In the Europe of the ancient regime, the identification and classification of urban settlements was problematic everywhere, but was particularly so in those areas characterized by specialized and commercialised rural economies. In large swathes of Puglia, as in Sicily, Sardinia and Castile, urban settlements surprised and alarmed generations of travelers and observers of the 18th and 19th centuries, much as they did later geographers and anthropologists. According to them, these habitats were simply “paradoxical”: conglomerations of settlements appearing as “agrotowns” that were neither cities nor villages, due to their size and to the nature of their economy.
In time, the structure of these settlements and their socio-political profile came to be viewed within the more general context of the chronic malaise that effected the South of Italy. However, without denying these common topoi, more recent interpretative lines of enquiry have revealed the extraordinary wealth of history that can be retrieved from these settlements and the complex dialectics of power that they generated. By shifting the trajectory away from the scrutiny of traditional models, the communes of the centre-north of Italy, towards a more European panorama where the cities must cope with a series of presences, desires, protests and conflicts generated by a pluralist configuration of powers, it becomes possible to re-align the concept of the “quasi-city” of the South, and more specifically, for what concerns us, Puglia.

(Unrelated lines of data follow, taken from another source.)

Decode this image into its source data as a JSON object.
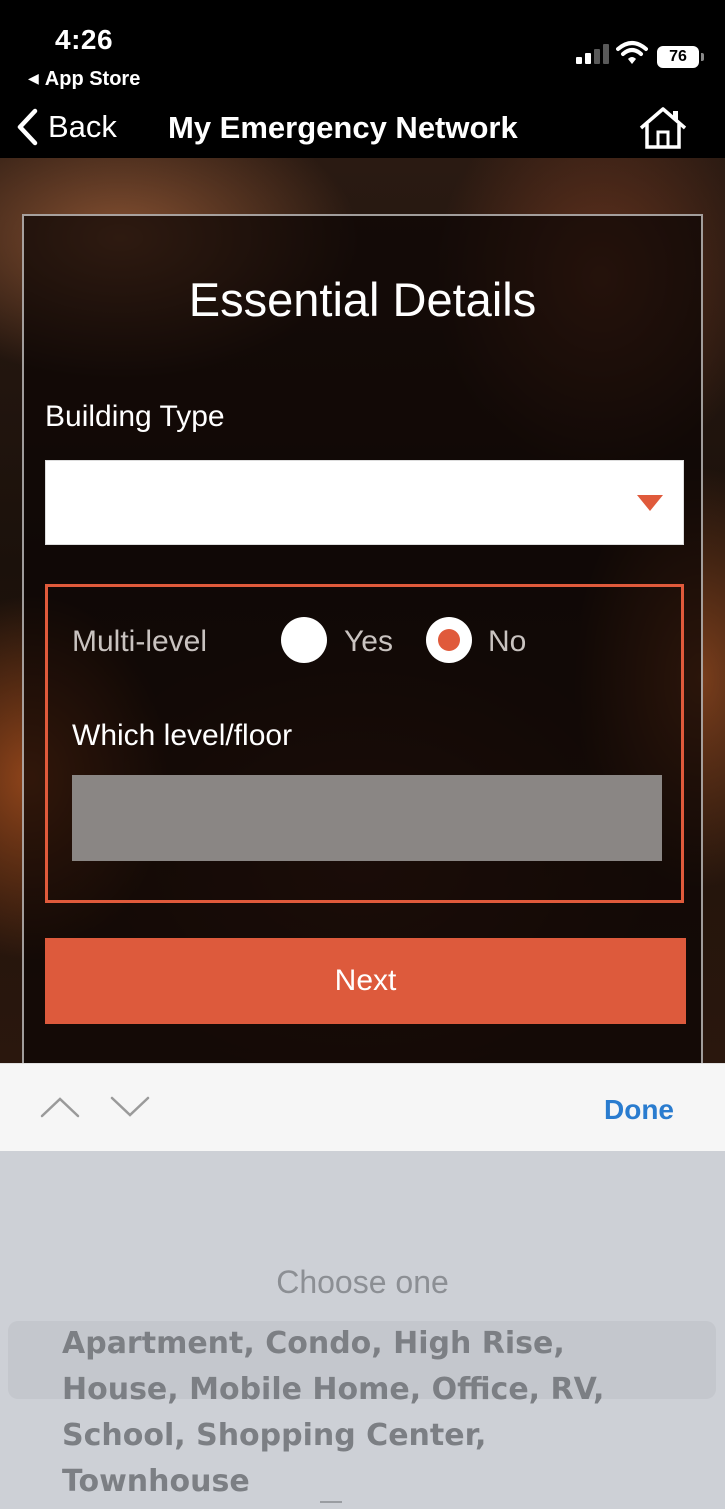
{
  "status_bar": {
    "time": "4:26",
    "back_to_app": "App Store",
    "battery": "76"
  },
  "nav": {
    "back_label": "Back",
    "title": "My Emergency Network"
  },
  "form": {
    "title": "Essential Details",
    "building_type_label": "Building Type",
    "building_type_value": "",
    "multi_level_label": "Multi-level",
    "options": {
      "yes": "Yes",
      "no": "No",
      "selected": "No"
    },
    "level_label": "Which level/floor",
    "level_value": "",
    "next_label": "Next"
  },
  "keyboard_accessory": {
    "done_label": "Done"
  },
  "picker": {
    "placeholder": "Choose one",
    "options_text": "Apartment, Condo, High Rise, House, Mobile Home, Office, RV, School, Shopping Center, Townhouse"
  },
  "colors": {
    "accent": "#dd5a3c",
    "link": "#2a7ccf"
  }
}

This approach allows us to study these sites no longer as places of weakness or the impotence of progressive forces, but as social and territorial spaces in which some of the most crucial nodes of institutional history in the Europe of the ancient regime can be recovered and re-read. It makes no attempt to be an exhaustive catalogue of texts, but selects just a few from the literature on the subject and from field work. Its aim is to explore these written documents, evaluating the levels of formalization of these texts and their role on urban memory - two aspects that appear to be inversely proportional to each other.